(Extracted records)
--

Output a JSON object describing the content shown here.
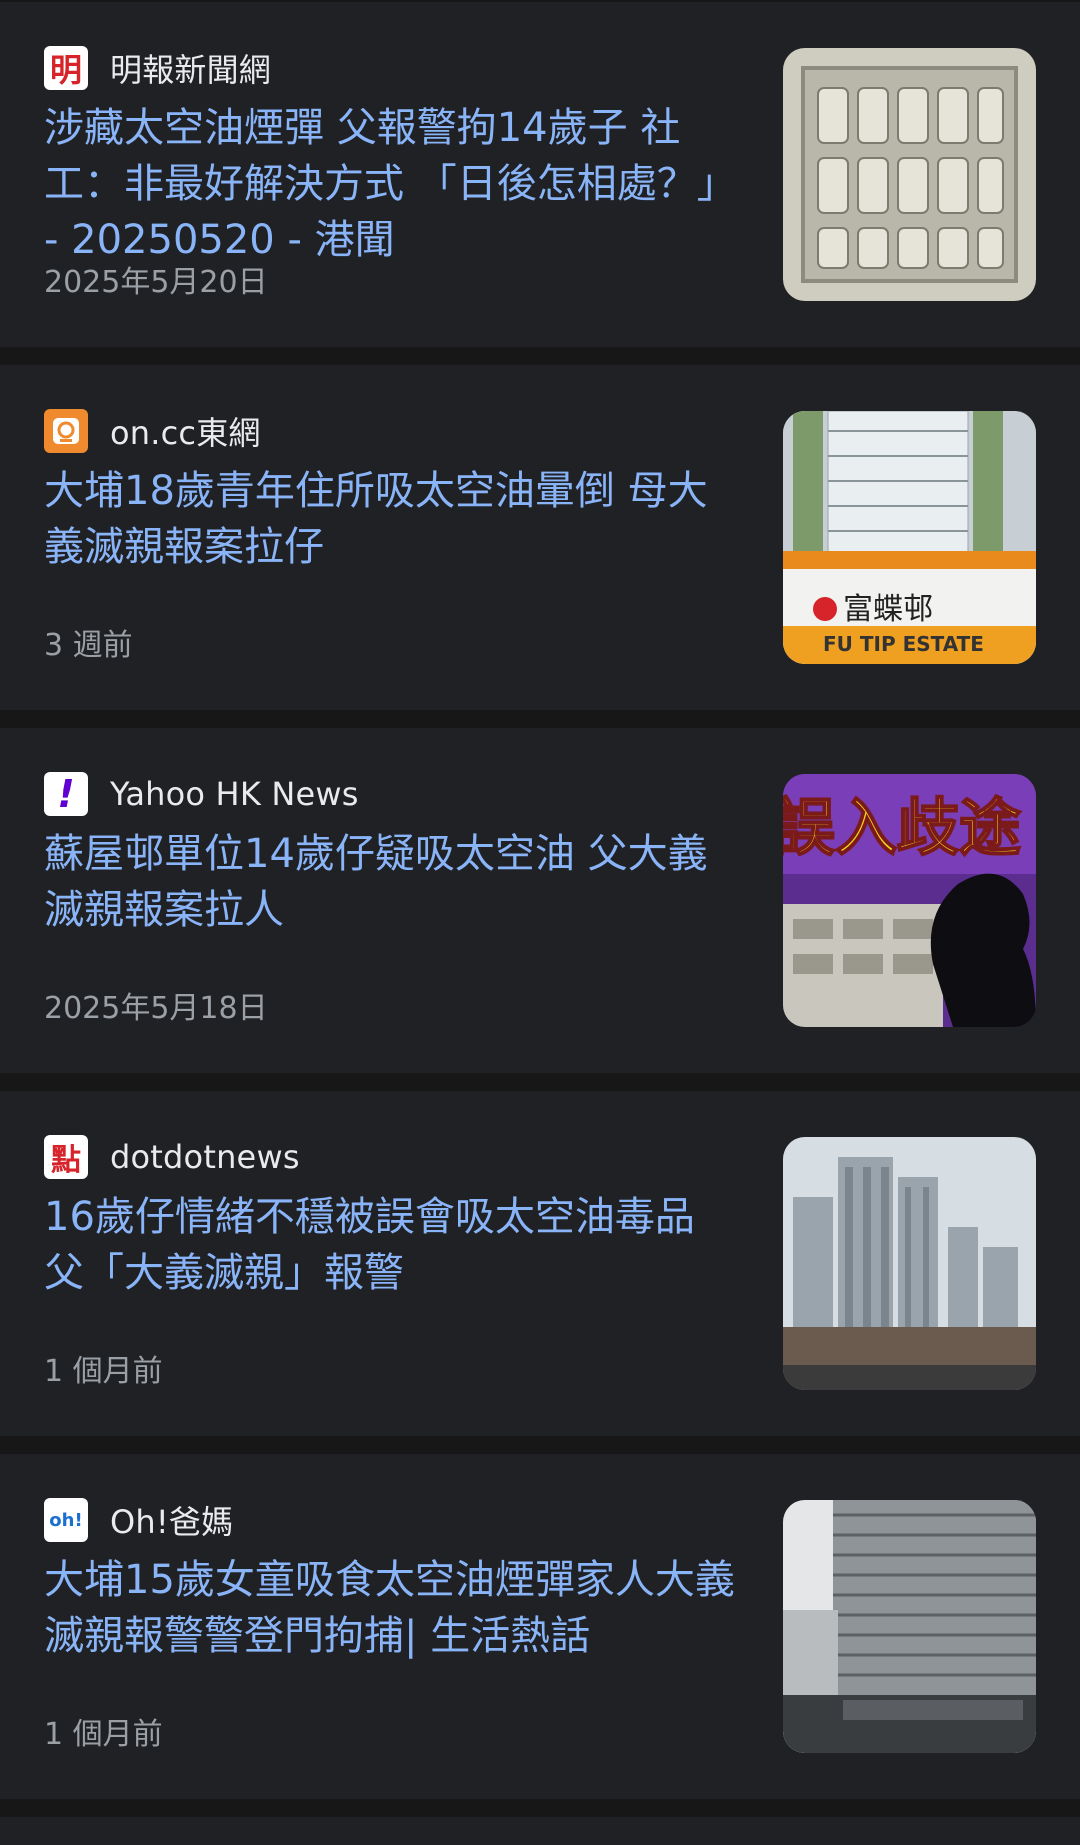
{
  "articles": [
    {
      "source": "明報新聞網",
      "logo_icon": "ming-pao-logo-icon",
      "logo_text": "明",
      "title": "涉藏太空油煙彈 父報警拘14歲子 社工：非最好解決方式 「日後怎相處？」 - 20250520 - 港聞",
      "time": "2025年5月20日",
      "thumbnail": "seized-vape-cartridges-photo"
    },
    {
      "source": "on.cc東網",
      "logo_icon": "oncc-logo-icon",
      "logo_text": "",
      "title": "大埔18歲青年住所吸太空油暈倒 母大義滅親報案拉仔",
      "time": "3 週前",
      "thumbnail": "fu-tip-estate-photo",
      "thumb_sign_cn": "富蝶邨",
      "thumb_sign_en": "FU TIP ESTATE"
    },
    {
      "source": "Yahoo HK News",
      "logo_icon": "yahoo-logo-icon",
      "logo_text": "!",
      "title": "蘇屋邨單位14歲仔疑吸太空油 父大義滅親報案拉人",
      "time": "2025年5月18日",
      "thumbnail": "news-graphic-photo",
      "thumb_text": "誤入歧途"
    },
    {
      "source": "dotdotnews",
      "logo_icon": "dotdotnews-logo-icon",
      "logo_text": "點",
      "title": "16歲仔情緒不穩被誤會吸太空油毒品 父「大義滅親」報警",
      "time": "1 個月前",
      "thumbnail": "residential-towers-photo"
    },
    {
      "source": "Oh!爸媽",
      "logo_icon": "ohpama-logo-icon",
      "logo_text": "oh!",
      "title": "大埔15歲女童吸食太空油煙彈家人大義滅親報警警登門拘捕| 生活熱話",
      "time": "1 個月前",
      "thumbnail": "police-building-photo"
    }
  ],
  "colors": {
    "background": "#202124",
    "divider": "#171717",
    "title": "#8ab4f8",
    "source": "#e8eaed",
    "time": "#9aa0a6"
  }
}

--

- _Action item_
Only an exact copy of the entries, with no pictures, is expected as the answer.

- _Written reply_
Output a JSON object describing the content shown here.
{
  "articles": [
    {
      "source": "明報新聞網",
      "logo_icon": "ming-pao-logo-icon",
      "logo_text": "明",
      "title": "涉藏太空油煙彈 父報警拘14歲子 社工：非最好解決方式 「日後怎相處？」 - 20250520 - 港聞",
      "time": "2025年5月20日",
      "thumbnail": "seized-vape-cartridges-photo"
    },
    {
      "source": "on.cc東網",
      "logo_icon": "oncc-logo-icon",
      "logo_text": "",
      "title": "大埔18歲青年住所吸太空油暈倒 母大義滅親報案拉仔",
      "time": "3 週前",
      "thumbnail": "fu-tip-estate-photo",
      "thumb_sign_cn": "富蝶邨",
      "thumb_sign_en": "FU TIP ESTATE"
    },
    {
      "source": "Yahoo HK News",
      "logo_icon": "yahoo-logo-icon",
      "logo_text": "!",
      "title": "蘇屋邨單位14歲仔疑吸太空油 父大義滅親報案拉人",
      "time": "2025年5月18日",
      "thumbnail": "news-graphic-photo",
      "thumb_text": "誤入歧途"
    },
    {
      "source": "dotdotnews",
      "logo_icon": "dotdotnews-logo-icon",
      "logo_text": "點",
      "title": "16歲仔情緒不穩被誤會吸太空油毒品 父「大義滅親」報警",
      "time": "1 個月前",
      "thumbnail": "residential-towers-photo"
    },
    {
      "source": "Oh!爸媽",
      "logo_icon": "ohpama-logo-icon",
      "logo_text": "oh!",
      "title": "大埔15歲女童吸食太空油煙彈家人大義滅親報警警登門拘捕| 生活熱話",
      "time": "1 個月前",
      "thumbnail": "police-building-photo"
    }
  ],
  "colors": {
    "background": "#202124",
    "divider": "#171717",
    "title": "#8ab4f8",
    "source": "#e8eaed",
    "time": "#9aa0a6"
  }
}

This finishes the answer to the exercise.